Lines with the string "name" in the data below: report how many there are, and write nothing but the number.
──────────
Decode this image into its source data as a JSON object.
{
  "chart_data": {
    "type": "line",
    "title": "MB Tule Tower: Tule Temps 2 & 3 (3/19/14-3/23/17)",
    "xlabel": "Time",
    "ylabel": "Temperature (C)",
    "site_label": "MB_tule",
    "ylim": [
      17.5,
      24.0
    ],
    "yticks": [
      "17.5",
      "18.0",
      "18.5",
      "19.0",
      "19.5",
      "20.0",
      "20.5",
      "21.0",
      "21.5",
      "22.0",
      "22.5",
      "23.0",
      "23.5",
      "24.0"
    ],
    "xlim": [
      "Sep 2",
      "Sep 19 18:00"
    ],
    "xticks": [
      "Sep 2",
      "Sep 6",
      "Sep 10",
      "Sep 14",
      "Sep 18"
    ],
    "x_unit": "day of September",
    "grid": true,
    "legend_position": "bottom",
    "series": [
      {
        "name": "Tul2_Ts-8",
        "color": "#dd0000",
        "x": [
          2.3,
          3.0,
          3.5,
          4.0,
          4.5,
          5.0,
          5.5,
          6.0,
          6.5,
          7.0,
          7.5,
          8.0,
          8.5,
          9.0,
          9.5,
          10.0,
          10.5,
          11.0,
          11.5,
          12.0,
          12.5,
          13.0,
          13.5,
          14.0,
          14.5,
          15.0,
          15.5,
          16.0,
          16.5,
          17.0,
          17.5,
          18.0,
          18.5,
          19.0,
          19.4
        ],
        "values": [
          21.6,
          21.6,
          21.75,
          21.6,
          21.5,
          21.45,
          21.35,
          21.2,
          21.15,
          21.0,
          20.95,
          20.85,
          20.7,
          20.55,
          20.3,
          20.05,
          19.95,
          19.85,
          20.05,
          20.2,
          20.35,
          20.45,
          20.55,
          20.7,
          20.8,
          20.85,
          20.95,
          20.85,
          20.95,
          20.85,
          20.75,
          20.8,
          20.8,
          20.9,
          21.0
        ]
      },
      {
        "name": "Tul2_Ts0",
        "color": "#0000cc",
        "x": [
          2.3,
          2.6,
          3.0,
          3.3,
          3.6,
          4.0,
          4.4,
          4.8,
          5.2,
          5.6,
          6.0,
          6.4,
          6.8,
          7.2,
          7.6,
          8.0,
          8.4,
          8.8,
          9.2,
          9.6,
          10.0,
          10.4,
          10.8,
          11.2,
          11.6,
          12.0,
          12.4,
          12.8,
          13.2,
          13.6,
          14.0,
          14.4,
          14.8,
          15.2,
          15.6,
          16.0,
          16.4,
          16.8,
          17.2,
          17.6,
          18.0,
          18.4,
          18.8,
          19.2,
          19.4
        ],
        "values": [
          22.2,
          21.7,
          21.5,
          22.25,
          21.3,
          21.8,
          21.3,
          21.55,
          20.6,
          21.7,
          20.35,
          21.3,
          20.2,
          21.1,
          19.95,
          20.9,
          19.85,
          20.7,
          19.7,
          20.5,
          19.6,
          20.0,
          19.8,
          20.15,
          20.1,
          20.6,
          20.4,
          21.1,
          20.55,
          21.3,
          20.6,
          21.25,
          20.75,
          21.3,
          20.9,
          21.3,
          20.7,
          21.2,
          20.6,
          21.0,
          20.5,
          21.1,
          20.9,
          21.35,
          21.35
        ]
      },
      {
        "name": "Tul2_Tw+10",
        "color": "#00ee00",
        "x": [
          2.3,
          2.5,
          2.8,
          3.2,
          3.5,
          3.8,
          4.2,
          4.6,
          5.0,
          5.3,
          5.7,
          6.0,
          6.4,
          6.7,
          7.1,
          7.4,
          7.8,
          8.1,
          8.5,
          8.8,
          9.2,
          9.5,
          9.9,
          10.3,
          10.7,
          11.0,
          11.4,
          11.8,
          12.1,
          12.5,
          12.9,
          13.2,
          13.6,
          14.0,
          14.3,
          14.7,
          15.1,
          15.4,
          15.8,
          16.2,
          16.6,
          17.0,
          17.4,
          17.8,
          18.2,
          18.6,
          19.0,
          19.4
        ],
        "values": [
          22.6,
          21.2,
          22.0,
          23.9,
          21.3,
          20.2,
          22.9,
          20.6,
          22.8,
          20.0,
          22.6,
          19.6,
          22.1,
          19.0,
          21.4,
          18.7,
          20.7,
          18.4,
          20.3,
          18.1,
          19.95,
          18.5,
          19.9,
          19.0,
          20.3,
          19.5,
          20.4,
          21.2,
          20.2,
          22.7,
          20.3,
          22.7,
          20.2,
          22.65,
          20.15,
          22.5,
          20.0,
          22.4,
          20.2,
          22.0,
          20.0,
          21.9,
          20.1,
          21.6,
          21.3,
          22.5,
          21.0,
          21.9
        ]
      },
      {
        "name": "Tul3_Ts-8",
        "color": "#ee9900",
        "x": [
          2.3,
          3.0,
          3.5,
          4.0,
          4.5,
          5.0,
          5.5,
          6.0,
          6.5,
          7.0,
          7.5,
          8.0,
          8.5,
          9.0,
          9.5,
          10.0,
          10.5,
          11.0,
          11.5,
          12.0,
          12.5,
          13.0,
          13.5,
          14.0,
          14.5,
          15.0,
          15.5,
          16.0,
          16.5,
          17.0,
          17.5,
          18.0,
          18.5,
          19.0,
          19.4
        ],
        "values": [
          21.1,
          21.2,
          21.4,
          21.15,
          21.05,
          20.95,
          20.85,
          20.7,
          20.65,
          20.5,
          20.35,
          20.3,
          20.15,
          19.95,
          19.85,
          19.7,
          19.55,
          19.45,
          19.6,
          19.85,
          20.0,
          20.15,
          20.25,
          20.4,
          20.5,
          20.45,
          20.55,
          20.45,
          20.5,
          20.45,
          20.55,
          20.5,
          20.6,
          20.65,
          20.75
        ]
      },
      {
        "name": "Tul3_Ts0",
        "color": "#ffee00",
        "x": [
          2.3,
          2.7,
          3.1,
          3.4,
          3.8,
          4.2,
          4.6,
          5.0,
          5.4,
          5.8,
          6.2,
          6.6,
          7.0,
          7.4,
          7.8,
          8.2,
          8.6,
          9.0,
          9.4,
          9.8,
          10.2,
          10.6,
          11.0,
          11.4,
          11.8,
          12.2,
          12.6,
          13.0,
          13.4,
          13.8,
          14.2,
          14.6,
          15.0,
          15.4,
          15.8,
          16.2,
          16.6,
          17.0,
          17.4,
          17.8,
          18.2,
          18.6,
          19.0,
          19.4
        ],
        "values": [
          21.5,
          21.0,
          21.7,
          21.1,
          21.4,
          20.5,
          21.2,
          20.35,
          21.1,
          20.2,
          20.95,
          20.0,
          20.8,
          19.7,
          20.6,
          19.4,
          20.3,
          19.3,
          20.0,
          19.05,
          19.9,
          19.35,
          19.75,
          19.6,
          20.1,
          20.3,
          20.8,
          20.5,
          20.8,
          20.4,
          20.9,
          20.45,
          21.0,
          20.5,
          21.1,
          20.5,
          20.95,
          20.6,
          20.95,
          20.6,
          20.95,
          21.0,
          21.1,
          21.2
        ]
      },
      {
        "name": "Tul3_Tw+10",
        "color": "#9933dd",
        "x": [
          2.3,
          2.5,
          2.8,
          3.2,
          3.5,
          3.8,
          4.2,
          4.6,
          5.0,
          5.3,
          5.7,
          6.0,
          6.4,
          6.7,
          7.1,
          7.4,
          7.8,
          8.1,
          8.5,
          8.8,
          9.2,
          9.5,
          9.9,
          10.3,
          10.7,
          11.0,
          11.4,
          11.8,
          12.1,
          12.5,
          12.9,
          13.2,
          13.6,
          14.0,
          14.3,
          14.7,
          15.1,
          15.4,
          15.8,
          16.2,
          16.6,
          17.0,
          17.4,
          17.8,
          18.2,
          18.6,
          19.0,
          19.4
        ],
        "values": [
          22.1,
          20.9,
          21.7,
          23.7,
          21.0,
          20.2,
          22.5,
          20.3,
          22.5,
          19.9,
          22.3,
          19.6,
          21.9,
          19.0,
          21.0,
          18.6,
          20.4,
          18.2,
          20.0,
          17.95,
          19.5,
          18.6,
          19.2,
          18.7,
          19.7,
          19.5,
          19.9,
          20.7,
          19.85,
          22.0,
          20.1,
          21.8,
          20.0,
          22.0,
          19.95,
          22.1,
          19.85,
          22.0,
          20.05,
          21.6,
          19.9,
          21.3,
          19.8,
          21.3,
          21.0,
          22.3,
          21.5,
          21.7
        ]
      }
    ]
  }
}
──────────
**YOUR RESPONSE**
6